less than 1% of global official aid; five years later they accounted
for 25%. Here and
elsewhere aid is deployed, usually in conjunction with military
and security expenditures, for the immediate purpose of conflict
prevention and to secure the often fragile post-conflict peace,
but it is increasingly being used in longer-run attempts at state-building
(we look at the effectiveness of aid to fragile states in Chapter
20. Donors have also used aid funds to support
home industry, for example through projects tied to suppliers
in the donor country (the UK abandoned the tying of aid in this
manner in 1997).
21. More recently, DFID has reportedly spent
£900 million in the past four years on tackling climate change
in recipient countries, including £600 million in the past
financial year, and has committed a further £533 million
up to 2013. Over
the next four years £2.9 billion, or 7%, of ODA will be spent
on tackling climate change in developing countries.
Forms of Aid
22. Development aid takes four main formsthese
are listed below with the identified amounts spent from DFID's
bilateral programme in 2010-11:
- direct financing of projects (project
- budget support (payments to the recipient government's
general budget or sectoral budget such as health)£644m;
- technical assistance (funding of expertise of
various types)£468m; and
- governmental debt relief£66m.
At different times, different forms of aid have been
judged most conducive to development. In recent years budget support
has tended to replace projects. Mr Riddell said "we have
moved from a situation where aid was for many years provided predominantly
in project form to aid in programme form. The new aid modalities
are predominantly sector and budget support."
Dr Alison Evans, Director of Programmes, Poverty and Public Policy,
Overseas Development Institute (ODI), agreed that there had been
"a shift away from ... growth-enhancing or growth-inducing
sectors [such as] agriculture ... and to some extent hard infrastructure."

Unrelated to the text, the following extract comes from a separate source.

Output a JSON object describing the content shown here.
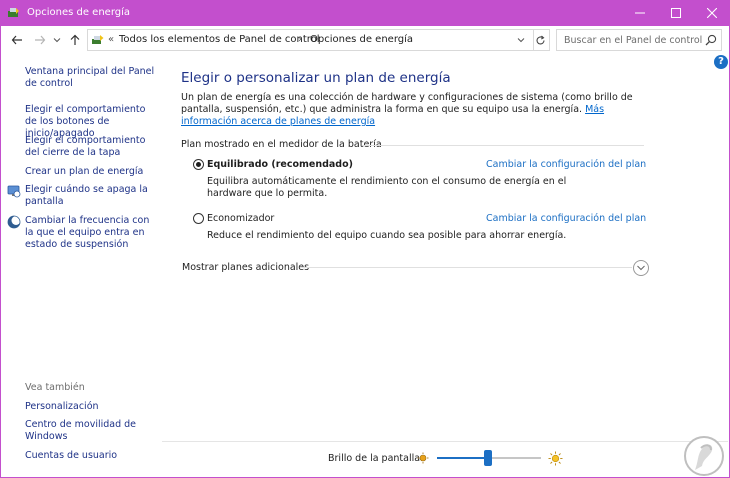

Mr Jonathan Glennie, Research Fellow, ODI, although acknowledging
that aid to infrastructure and business leads to growth in the
short term, argued that aid in support of health and education
is also "fundamental to growth"as did Mr Max
Lawson, acting Head of Advocacy, Oxfamand
that aid to institutions "supports growth and poverty reduction
in the longer term."
Mr Riddell agreed that "institutions are a critical factor"
in determining the impact of aid on growth.
18 Q 31, Picciotto Back
Q 13 Back
Q 429 Back
Q 14 Back
As quoted by Marian Tupy, Legatum Institute Back
Q 463 Back
Secretary of State for International Development (SoS 2), paras
Q 9 Back
The Sunday Telegraph, 'UK's £1.5bn for climate change
aid' by Richard Gray, 19 February 2012 Back
DFID 4 Back
DFID, Statistics on International Development 2011, Table 3, October
Project aid figure taken from the category Other Financial Aid
which DFID defines as: "Funding of projects and programmes
such as Sector Wide Programmes not classified as PRBS [Poverty
Reduction Budget Support]." Back
Q 7 Back
Q 82 Back
Q 213 Back
Q 88 Back
Q 2 Back